Sen. Toni Atkins backs big park bond, Assemblyman Randy Voepel, not so much. Also: new numbers reveal just how little of a problem voter fraud is, and more in our weekly roundup of news from Sacramento. (Voice of San Diego)
2. It’s About to Get Harder to Buy Food at Your Local Brewery
For years, San Diego breweries have invited local caterers to set up food stands in their tasting rooms. But a new county ordinance could spell the end to this symbiotic relationship. (Ian Anderson)
3. The South Bay’s Craft Beer Boom Is Upending Assumptions
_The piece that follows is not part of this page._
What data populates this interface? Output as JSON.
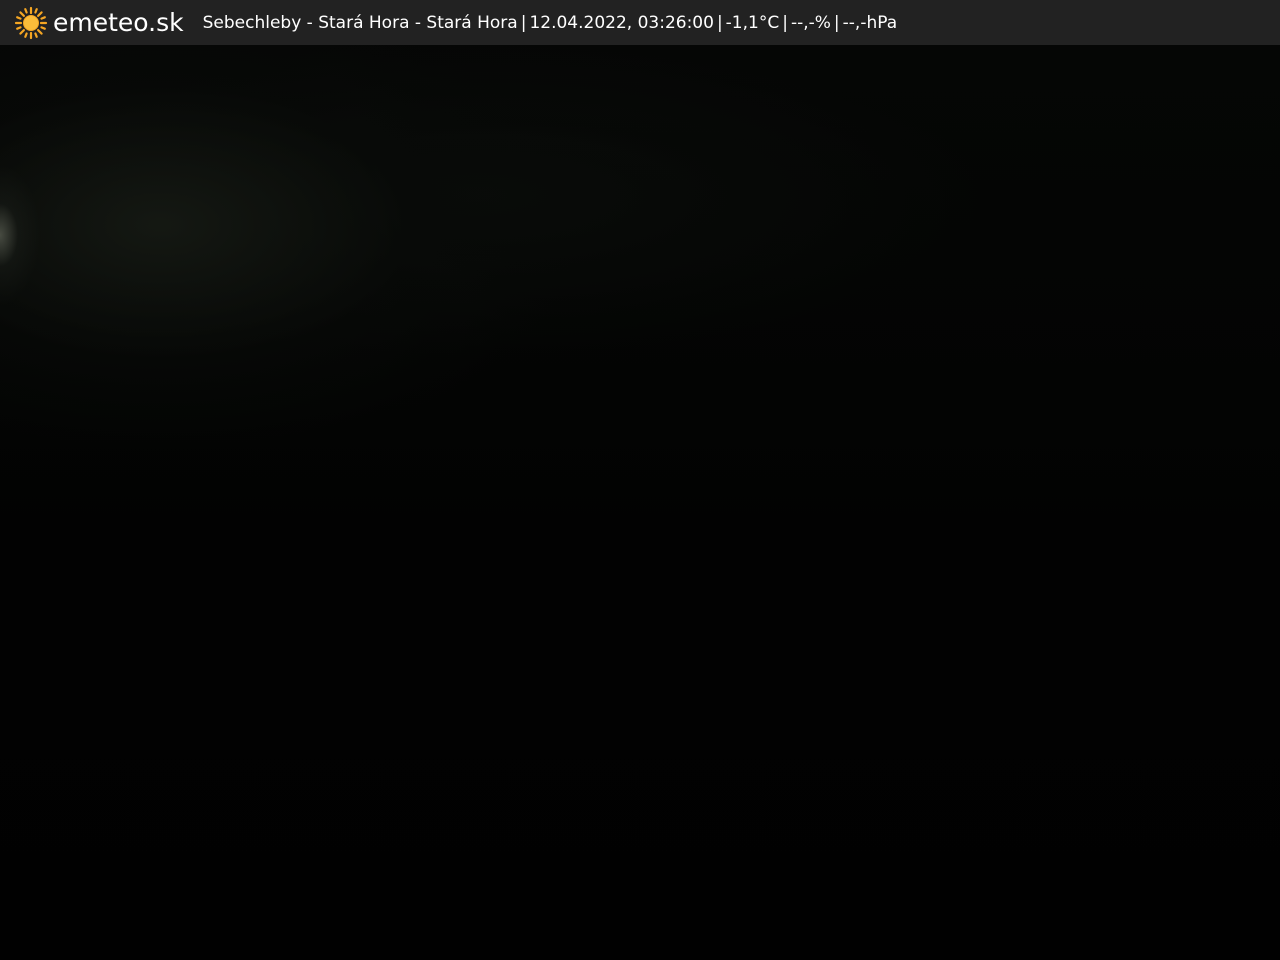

At the end of 2015, San Diego County had 114 breweries and brewpubs – only two of which were in the South Bay. Citing low incomes and its minority-majority population, some brewers, sales representatives and distributors have assumed residents there only have taste buds for Bud Light, Corona and Dos Equis. A recent boom in breweries and tasting rooms is proving them wrong. (Jonah Valdez)
4. San Diego Unified Wants to Shut Down — and Mimic — Online Charters
Hannah Sanders said suspensions were an every-week thing for her when she was at Kearny High School. (Mario Koran)
5. Residents Get Ready to Rip Another New Trolley Stop Density Plan
Bay Park and nearby residents are once again mobilizing for a fight against new homes and taller buildings near a planned new trolley stop. This time, the city may not back down as easily. (Andrew Keatts)
6. ‘A Hopeful Tale of What San Diego Might Become’
Placemaking projects — where community members transform empty lots and underused spaces — have the potential to attract tourists and local visitors to neighborhoods they might not normally visit, boosting the local economy and even creating safer streets. (Clifford Deaton)
7. School Bond Money Can Be — and Is — Used on Employee Salaries
In 2000, California voters made it easier to pass school bonds, but they included a caveat: The money can’t be spent on employee salaries. So it may come as a surprise to learn school districts statewide have been freely — and legally — spending bond money on employee salaries and benefits for more than a decade. (Ashly McGlone)
8. ‘My Job Is Not to Help Them’: Business Districts Increasingly Target Homelessness
In the absence of city or regional plans to address the growing homelessness crisis, business districts are stepping up with their own initiatives. Some groups have taken steps that do more to displace homeless folks than help them get off the street. (Lisa Halverstadt)
9. San Diego Explained: Routes to a Better Regional Train System
On this week’s San Diego Explained, NBC 7’s Monica Dean and Voice of San Diego’s Andrew Keatts update folks on California’s high-speed rail project and discuss other options for faster train travel in the region. (Kinsee Morlan)
10. What 1,576, 400, 800 and 977 Have in Common: They’ve All Been Cited as the District’s Layoff Total
How many positions are being lost as part of San Diego Unified’s budget cuts? Depending on who you ask, it’s either 400 to 500, or “more than 800,” or 850, or 977 or more than 1,500. The district’s own documents and top officials have only added to the confusion. (Ashly McGlone)